10. Will airstrikes really help eradicate ISIS forces? What about "collateral damage," aka civilian casualties?
Probably yes in Iraq and probably no in Syria. Here you have to go back to the strategy the president announced. It will take large-scale airstrikes — thousands of sorties over weeks or months, as opposed to the 150 the U.S. has flown in the past month — in support of some kind of an army on the ground to smash ISIS and its allies and drive them out of Iraq. Airstrikes alone cannot do the job, but you don’t need a fantastic army to do the job, just an army good enough that their capabilities plus U.S. airpower are enough to defeat the adversary. ISIS has tough, committed and experienced fighters, but they are not 10 feet tall. And there really aren't a whole lot of them. Remember, in Afghanistan it was U.S. airpower in support of the Northern Alliance that smashed the Taliban in 2001, and in Libya it was NATO airpower in support of a few thousand Libyan rebels that crushed Gadhafi’s army.
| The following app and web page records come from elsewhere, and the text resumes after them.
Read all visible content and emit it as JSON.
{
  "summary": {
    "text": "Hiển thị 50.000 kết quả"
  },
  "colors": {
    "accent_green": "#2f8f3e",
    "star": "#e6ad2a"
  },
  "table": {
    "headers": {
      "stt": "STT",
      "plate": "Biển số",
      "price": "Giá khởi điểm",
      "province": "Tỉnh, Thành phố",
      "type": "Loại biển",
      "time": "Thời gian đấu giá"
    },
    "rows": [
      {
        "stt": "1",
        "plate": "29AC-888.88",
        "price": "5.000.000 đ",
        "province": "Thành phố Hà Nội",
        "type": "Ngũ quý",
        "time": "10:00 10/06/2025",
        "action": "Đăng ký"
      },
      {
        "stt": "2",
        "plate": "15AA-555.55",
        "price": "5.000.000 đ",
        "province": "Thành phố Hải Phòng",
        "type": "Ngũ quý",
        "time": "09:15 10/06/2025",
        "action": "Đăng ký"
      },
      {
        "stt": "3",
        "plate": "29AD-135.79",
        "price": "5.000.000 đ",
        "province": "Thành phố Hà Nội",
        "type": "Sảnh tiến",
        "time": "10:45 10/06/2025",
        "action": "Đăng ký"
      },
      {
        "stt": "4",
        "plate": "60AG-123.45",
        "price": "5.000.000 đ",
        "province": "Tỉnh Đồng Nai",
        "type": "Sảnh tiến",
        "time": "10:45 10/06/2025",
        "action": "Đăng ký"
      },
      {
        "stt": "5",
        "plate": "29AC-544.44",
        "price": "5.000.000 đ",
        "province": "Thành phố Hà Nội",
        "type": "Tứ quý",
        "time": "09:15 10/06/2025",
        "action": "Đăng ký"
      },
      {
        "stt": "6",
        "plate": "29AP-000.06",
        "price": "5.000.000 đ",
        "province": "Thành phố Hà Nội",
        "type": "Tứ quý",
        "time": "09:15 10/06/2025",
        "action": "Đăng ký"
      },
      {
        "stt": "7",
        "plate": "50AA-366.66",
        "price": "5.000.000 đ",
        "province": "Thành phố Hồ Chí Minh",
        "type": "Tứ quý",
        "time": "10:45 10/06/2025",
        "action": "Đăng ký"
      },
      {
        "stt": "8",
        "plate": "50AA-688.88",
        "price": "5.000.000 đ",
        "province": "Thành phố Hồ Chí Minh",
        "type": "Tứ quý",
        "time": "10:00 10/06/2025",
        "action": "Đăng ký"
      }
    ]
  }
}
So it is definitely doable if we have even a mediocre Iraqi military to support — it’s just that it will probably take months to rebuild the Iraqi military to the point where it has reached “mediocrity.” Plus, it needs to include Sunni formations that will be accepted by Iraq’s Sunni community.
In Syria, according to the president’s strategy, it doesn’t sound as if we will have even that. The administration remains incredibly vague about what it plans to do with the $500 million it requested from Congress, and in his speech, the president was at pains to describe his Syria strategy as a counterterrorism strategy like that in Yemen or Somalia, not a military offensive as in Afghanistan or Libya. So it doesn’t sound as if we are going to even try to eradicate ISIS in Syria.
As for collateral damage, yes, there will always be collateral damage. It is unavoidable in wars. But the U.S. military will try to limit that as best it can, and in truth, it does a remarkable job compared with most other militaries.
Katie Couric talks with Ken Pollack , Senior Fellow at the Brookings Institution, about whether the United States is any safer after September 11.